Filter the material below down to the lines with the word "name" and give those lines.

START DATASET ENTRIES

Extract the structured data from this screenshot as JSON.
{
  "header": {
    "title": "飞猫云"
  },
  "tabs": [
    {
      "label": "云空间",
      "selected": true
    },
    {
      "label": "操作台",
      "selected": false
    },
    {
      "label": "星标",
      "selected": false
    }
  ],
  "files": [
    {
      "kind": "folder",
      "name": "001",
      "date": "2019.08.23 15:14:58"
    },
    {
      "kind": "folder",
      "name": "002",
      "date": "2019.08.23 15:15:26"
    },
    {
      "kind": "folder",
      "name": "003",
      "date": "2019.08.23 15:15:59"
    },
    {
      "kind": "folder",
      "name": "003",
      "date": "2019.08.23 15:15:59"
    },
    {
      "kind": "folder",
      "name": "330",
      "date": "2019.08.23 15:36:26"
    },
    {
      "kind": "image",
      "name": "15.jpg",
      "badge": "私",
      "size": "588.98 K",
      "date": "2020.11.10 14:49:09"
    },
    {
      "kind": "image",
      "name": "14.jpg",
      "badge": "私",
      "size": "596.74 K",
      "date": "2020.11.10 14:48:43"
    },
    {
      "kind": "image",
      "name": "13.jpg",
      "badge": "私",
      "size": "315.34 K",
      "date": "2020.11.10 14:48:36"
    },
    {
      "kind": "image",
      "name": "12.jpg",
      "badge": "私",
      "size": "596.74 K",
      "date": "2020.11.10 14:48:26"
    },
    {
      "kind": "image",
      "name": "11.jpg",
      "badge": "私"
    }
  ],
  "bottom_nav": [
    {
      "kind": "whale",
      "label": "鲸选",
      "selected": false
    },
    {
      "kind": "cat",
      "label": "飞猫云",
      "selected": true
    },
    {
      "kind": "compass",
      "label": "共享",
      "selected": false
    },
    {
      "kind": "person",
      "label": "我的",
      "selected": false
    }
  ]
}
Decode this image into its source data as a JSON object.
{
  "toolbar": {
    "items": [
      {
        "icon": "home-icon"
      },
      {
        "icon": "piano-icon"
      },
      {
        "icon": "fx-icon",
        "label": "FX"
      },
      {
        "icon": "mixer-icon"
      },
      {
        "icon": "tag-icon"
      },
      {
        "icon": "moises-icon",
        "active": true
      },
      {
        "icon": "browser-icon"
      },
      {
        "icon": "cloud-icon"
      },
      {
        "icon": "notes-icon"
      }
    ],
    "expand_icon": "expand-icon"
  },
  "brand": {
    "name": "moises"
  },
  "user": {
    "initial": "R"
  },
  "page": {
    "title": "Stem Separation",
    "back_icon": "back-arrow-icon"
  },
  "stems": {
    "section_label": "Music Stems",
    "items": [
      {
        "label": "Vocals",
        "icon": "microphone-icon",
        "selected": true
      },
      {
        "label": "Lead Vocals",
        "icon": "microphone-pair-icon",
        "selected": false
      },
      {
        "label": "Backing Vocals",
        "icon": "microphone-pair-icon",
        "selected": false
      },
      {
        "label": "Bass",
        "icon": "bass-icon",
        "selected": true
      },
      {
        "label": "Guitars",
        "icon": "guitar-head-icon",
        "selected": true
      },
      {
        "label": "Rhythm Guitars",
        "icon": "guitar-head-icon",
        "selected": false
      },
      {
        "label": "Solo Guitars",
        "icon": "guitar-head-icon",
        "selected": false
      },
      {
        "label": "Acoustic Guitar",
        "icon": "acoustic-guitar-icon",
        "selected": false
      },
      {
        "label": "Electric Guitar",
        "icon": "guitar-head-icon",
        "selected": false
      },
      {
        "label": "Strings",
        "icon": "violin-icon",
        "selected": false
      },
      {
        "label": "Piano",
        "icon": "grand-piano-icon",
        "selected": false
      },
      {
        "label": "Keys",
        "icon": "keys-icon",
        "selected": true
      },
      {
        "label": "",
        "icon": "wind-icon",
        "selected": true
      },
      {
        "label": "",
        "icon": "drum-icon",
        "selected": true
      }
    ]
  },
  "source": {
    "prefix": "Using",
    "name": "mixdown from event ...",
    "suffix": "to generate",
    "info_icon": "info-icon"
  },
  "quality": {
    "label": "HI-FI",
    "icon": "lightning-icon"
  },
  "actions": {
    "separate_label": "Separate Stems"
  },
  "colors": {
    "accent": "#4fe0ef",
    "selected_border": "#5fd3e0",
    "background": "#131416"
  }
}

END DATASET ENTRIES

■ **RESPONSE TO THE EXERCISE**:
      "name": "001",
      "name": "002",
      "name": "003",
      "name": "003",
      "name": "330",
      "name": "15.jpg",
      "name": "14.jpg",
      "name": "13.jpg",
      "name": "12.jpg",
      "name": "11.jpg",
    "name": "moises"
    "name": "mixdown from event ...",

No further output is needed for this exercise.